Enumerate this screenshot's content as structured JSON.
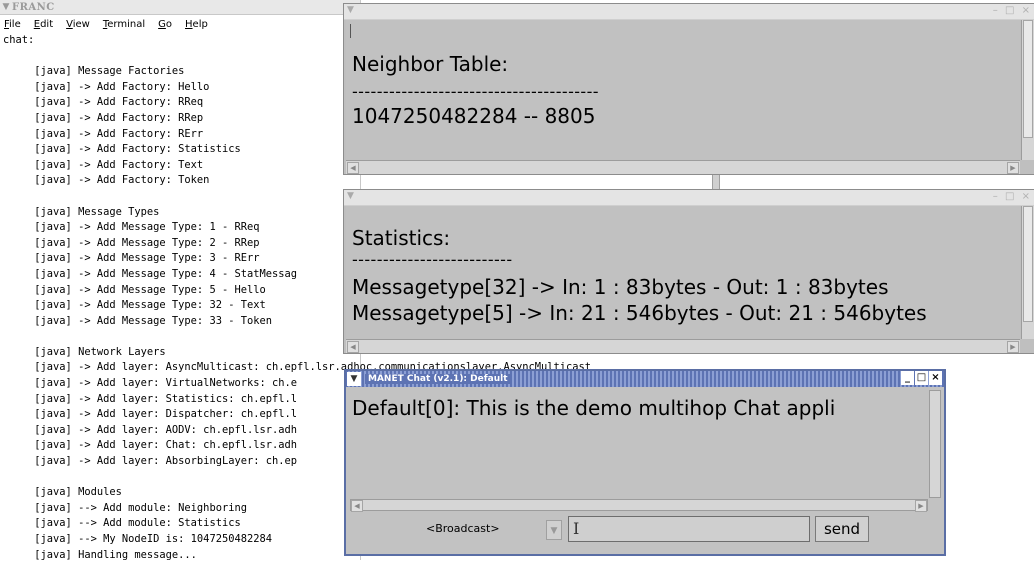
{
  "terminal": {
    "title": "FRANC",
    "menu": [
      "File",
      "Edit",
      "View",
      "Terminal",
      "Go",
      "Help"
    ],
    "lines": [
      "chat:",
      "",
      "     [java] Message Factories",
      "     [java] -> Add Factory: Hello",
      "     [java] -> Add Factory: RReq",
      "     [java] -> Add Factory: RRep",
      "     [java] -> Add Factory: RErr",
      "     [java] -> Add Factory: Statistics",
      "     [java] -> Add Factory: Text",
      "     [java] -> Add Factory: Token",
      "",
      "     [java] Message Types",
      "     [java] -> Add Message Type: 1 - RReq",
      "     [java] -> Add Message Type: 2 - RRep",
      "     [java] -> Add Message Type: 3 - RErr",
      "     [java] -> Add Message Type: 4 - StatMessag",
      "     [java] -> Add Message Type: 5 - Hello",
      "     [java] -> Add Message Type: 32 - Text",
      "     [java] -> Add Message Type: 33 - Token",
      "",
      "     [java] Network Layers",
      "     [java] -> Add layer: AsyncMulticast: ch.epfl.lsr.adhoc.communicationslayer.AsyncMulticast",
      "     [java] -> Add layer: VirtualNetworks: ch.e",
      "     [java] -> Add layer: Statistics: ch.epfl.l",
      "     [java] -> Add layer: Dispatcher: ch.epfl.l",
      "     [java] -> Add layer: AODV: ch.epfl.lsr.adh",
      "     [java] -> Add layer: Chat: ch.epfl.lsr.adh",
      "     [java] -> Add layer: AbsorbingLayer: ch.ep",
      "",
      "     [java] Modules",
      "     [java] --> Add module: Neighboring",
      "     [java] --> Add module: Statistics",
      "     [java] --> My NodeID is: 1047250482284",
      "     [java] Handling message..."
    ]
  },
  "neighbor": {
    "heading": "Neighbor Table:",
    "separator": "----------------------------------------",
    "entry": "1047250482284 -- 8805"
  },
  "stats": {
    "heading": "Statistics:",
    "separator": "--------------------------",
    "rows": [
      "Messagetype[32] -> In: 1 : 83bytes - Out: 1 : 83bytes",
      "Messagetype[5] -> In: 21 : 546bytes - Out: 21 : 546bytes"
    ]
  },
  "chat": {
    "title": "MANET Chat (v2.1): Default",
    "message": "Default[0]: This is the demo multihop Chat appli",
    "recipient": "<Broadcast>",
    "input_value": "I",
    "send_label": "send"
  },
  "icons": {
    "window_menu": "chevron-down-icon",
    "minimize": "minimize-icon",
    "maximize": "maximize-icon",
    "close": "close-icon"
  }
}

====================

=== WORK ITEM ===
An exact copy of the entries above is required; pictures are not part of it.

=== OUTPUT FOR THIS TASK ===
Enumerate this screenshot's content as structured JSON.
{
  "terminal": {
    "title": "FRANC",
    "menu": [
      "File",
      "Edit",
      "View",
      "Terminal",
      "Go",
      "Help"
    ],
    "lines": [
      "chat:",
      "",
      "     [java] Message Factories",
      "     [java] -> Add Factory: Hello",
      "     [java] -> Add Factory: RReq",
      "     [java] -> Add Factory: RRep",
      "     [java] -> Add Factory: RErr",
      "     [java] -> Add Factory: Statistics",
      "     [java] -> Add Factory: Text",
      "     [java] -> Add Factory: Token",
      "",
      "     [java] Message Types",
      "     [java] -> Add Message Type: 1 - RReq",
      "     [java] -> Add Message Type: 2 - RRep",
      "     [java] -> Add Message Type: 3 - RErr",
      "     [java] -> Add Message Type: 4 - StatMessag",
      "     [java] -> Add Message Type: 5 - Hello",
      "     [java] -> Add Message Type: 32 - Text",
      "     [java] -> Add Message Type: 33 - Token",
      "",
      "     [java] Network Layers",
      "     [java] -> Add layer: AsyncMulticast: ch.epfl.lsr.adhoc.communicationslayer.AsyncMulticast",
      "     [java] -> Add layer: VirtualNetworks: ch.e",
      "     [java] -> Add layer: Statistics: ch.epfl.l",
      "     [java] -> Add layer: Dispatcher: ch.epfl.l",
      "     [java] -> Add layer: AODV: ch.epfl.lsr.adh",
      "     [java] -> Add layer: Chat: ch.epfl.lsr.adh",
      "     [java] -> Add layer: AbsorbingLayer: ch.ep",
      "",
      "     [java] Modules",
      "     [java] --> Add module: Neighboring",
      "     [java] --> Add module: Statistics",
      "     [java] --> My NodeID is: 1047250482284",
      "     [java] Handling message..."
    ]
  },
  "neighbor": {
    "heading": "Neighbor Table:",
    "separator": "----------------------------------------",
    "entry": "1047250482284 -- 8805"
  },
  "stats": {
    "heading": "Statistics:",
    "separator": "--------------------------",
    "rows": [
      "Messagetype[32] -> In: 1 : 83bytes - Out: 1 : 83bytes",
      "Messagetype[5] -> In: 21 : 546bytes - Out: 21 : 546bytes"
    ]
  },
  "chat": {
    "title": "MANET Chat (v2.1): Default",
    "message": "Default[0]: This is the demo multihop Chat appli",
    "recipient": "<Broadcast>",
    "input_value": "I",
    "send_label": "send"
  },
  "icons": {
    "window_menu": "chevron-down-icon",
    "minimize": "minimize-icon",
    "maximize": "maximize-icon",
    "close": "close-icon"
  }
}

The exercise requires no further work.